While Bach’s “Little” prelude ends in the same key as it started, the journey has arguably been frought. Such is the intensity of the dissonance at the piece’s closing that the D major chord can be heard more as a sigh of relief than an herald of victory. There’s no doubt that there’s a sense of finality, but knowing how to feel about it is thrown into flux by a musical device called the Picardy third. By raising the middle note of a chord to make it more joyful in a place where one might expect it to be mournful or pained, the Picardy third thrives on the ambiguity of a single note on a staff. By simply placing a sharp sign in front of it, an F is no longer just an F, but a question.
Mired in the Byzantine chaos that is Thomas Pynchon’s Against the Daysits perhaps one of the best metaphorical descriptions of the effect of the Picardy third on the soul. As the protagonist Lew sits in Chicago, listening to the songs of a group of populist-era radicals, he remembers the lines:
Love never spared a sinner,
Hate never cured a saint,
Soon is the night of reckoning,
Then let no heart be faint.
“. . . moving from the minor mode it had been throughout into the major, ending with a Picardy third cadence that, if it did break Lew’s heart exactly, did leave a fine crack that in time would prove unmendable. . . Here, they were expressing the most subversive thoughts, as ordinary folks might discuss crops, or last night’s ball game. Lew understood that this business would not end with him walking out the door tonight and on to some next assignment.”
As Mario Puzo’s own protagonist comes to terms with what he has wrought, he lies to his WASP-y wife about whether or not he has murdered not only four mob bosses, but his own brother-in-law, leaving his newly baptized godchild an orphan. He lies with ease, so as to spare his family anymore pain than he has already been wrought. The ghost of Sonny Corleone’s temper and Vito Corleone’s cautiousness remain so ever-present, that clearing up the family’s collateral damage is the only option for allowing the family to move on, to mourn, to grieve.
The Picardy third in a way is a small lie, a way of tying up something cluttered with tension, ultimately giving it a false sense of finality. In writing on Joni Mitchell’s music, James Bennighof might have been the most damning about the effect of this ancient musical device: “Replacing an expected final minor chord with a major chord in this way is a centuries-old technique, first dubbed a ‘Picardy third’ in print by Jean-Jacques Rousseau in 1797 … to express [the idea that] hopefulness might seem unremarkable, or even clichéd.” It’s a sweep under the rug; a sudden, cheap emotional machination.

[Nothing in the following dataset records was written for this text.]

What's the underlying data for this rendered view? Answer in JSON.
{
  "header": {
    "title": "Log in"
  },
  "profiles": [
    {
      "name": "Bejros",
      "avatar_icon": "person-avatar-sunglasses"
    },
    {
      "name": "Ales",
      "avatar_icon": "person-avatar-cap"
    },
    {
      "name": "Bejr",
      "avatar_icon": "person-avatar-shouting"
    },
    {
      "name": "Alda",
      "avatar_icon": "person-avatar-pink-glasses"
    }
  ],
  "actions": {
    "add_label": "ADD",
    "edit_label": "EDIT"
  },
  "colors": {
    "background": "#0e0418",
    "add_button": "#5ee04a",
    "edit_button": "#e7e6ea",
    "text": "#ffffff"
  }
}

As with any story, what comes after alters the context or narrative. For Puzo, Michael’s Picardy third is prescient of the Corleone’s eventual inability to overcome their violent inheritance. Pynchon’s protagonist continually witnesses the changing 20th century through a lens of heartbreak. With Bach, however, there is hope. There is a fugue: a difficult, lengthy, yet ultimately joyous reconciliation of all of the prelude’s angst and complexity. But whatever the outcome, the Picardy third is a reminder that life’s baptisms of fire – ultimately periods of discomfort and stress – are ultimately short-lived. What comes next is what really matters.